In our society there is lack of hospitality toward refugees, who are successfully pictured by many politicians as a security threat, but also towards immigrants, who are generally perceived only as a useful labor force, which means they should return home after their work is done. Driven by this biblical text, we wanted to create a safe, hospitable place, where everyone is welcomed, regardless of language, religion or political opinions. We find it especially important to invite church members to the group where people from a Muslim background are also present.
From our experience in the congregations, the opinion of many church members on foreigners is not very different from that of the average person in society. Many congregation members, who are otherwise empathetic towards the needy and open to other people, tend to fear Muslims and avoid any contact with them. I was quite happy that we could change at least a little of this negative approach by organizing various meetings of Czechs and newcomers through Café Obýváček.
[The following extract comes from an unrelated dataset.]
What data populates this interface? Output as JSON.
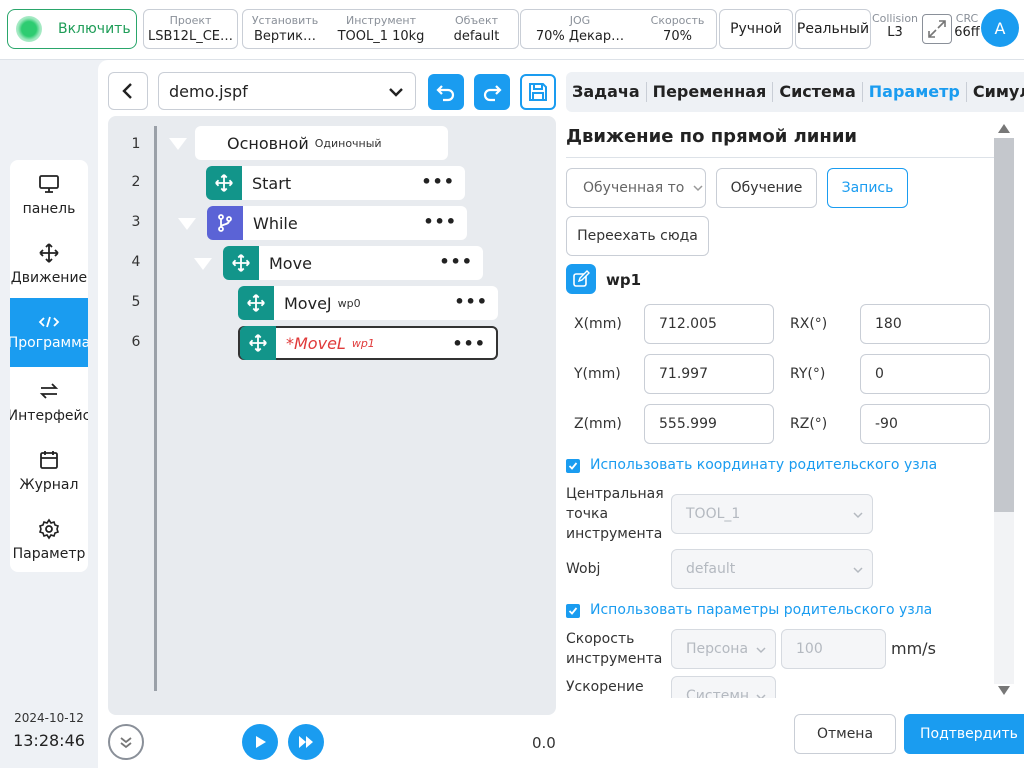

This experience of conviviality—sharing meals, thoughts and opinions—could help them perceive others as equal, regardless of the label given by nationality, social status or religion.The café should be a good place where people from diverse faiths and nonbelievers can meet, have a good time, give and receive, and try to establish some kind of relationship. This experience of conviviality—sharing meals, thoughts and opinions—could help them perceive others as equal, regardless of the label given by nationality, social status or religion. This experience could also support their everyday life when they encounter diversity and differences.
Many personal friendships have developed between Czechs and migrants and between migrants themselves.
What drew you to church social work?
When I was 16 years old, my then future husband brought me to a Czech Brethren congregation in Prague. It was quite a strange place for me as a person coming from an atheist family. But soon I grew into the church and the gospel message of serving the neighbor became an integral part of my life. I served as a presbyter in our congregation for 20 years, and I made lot of close friends in the church.
My early studies were not in social work but music, in piano and conducting. Family life soon came in, and I chose to stay at home to raise my children, until school age. I went back to the university to specialize in social and pastoral work. Then I started a new career in the church diakonia unit, working with refugees and migrants.
For me, the convivial approach is an excellent remedy for an environment in which the theme of migration is abused for political purposes.
What has it meant for you to be part of the Seeking Conviviality process?
It has been very enriching to see and become inspired by the many other diaconal projects by LWF member churches in Europe. Experiences in the Solidarity Group gave me courage to organize the Café Obýváček meetings, as well as new perspectives as a social worker.
I really appreciate the emphasis of the convivial approach: that we do not treat the people we work with as clients that we care for, but as partners from whom we can learn a lot.
Read more about Café Obýváček in the publication Conviviality with People on the Move. It is one of the four storybooks featuring the latest fruits of the LWF European Diaconal Process, carried out in collaboration with the International Academy for Diaconia and Social Action (interdiac). Under theme “Seeking Conviviality,” stories in the booklets demonstrate how the art and practice of living together is transforming churches’ approach to diakonia.
By LWF/P. Mumia
Since 2010, diaconal actors in LWF's member churches in Europe have been searching ways to express the core meaning of diakonia in relation to increasing diversity and growing inequality in society. The diaconal activities among churches in the three LWF regions – Central Eastern Europe, Central Western Europe and Nordic countries – continue to affirm diversity, being open and making a contribution to public discourse and policy.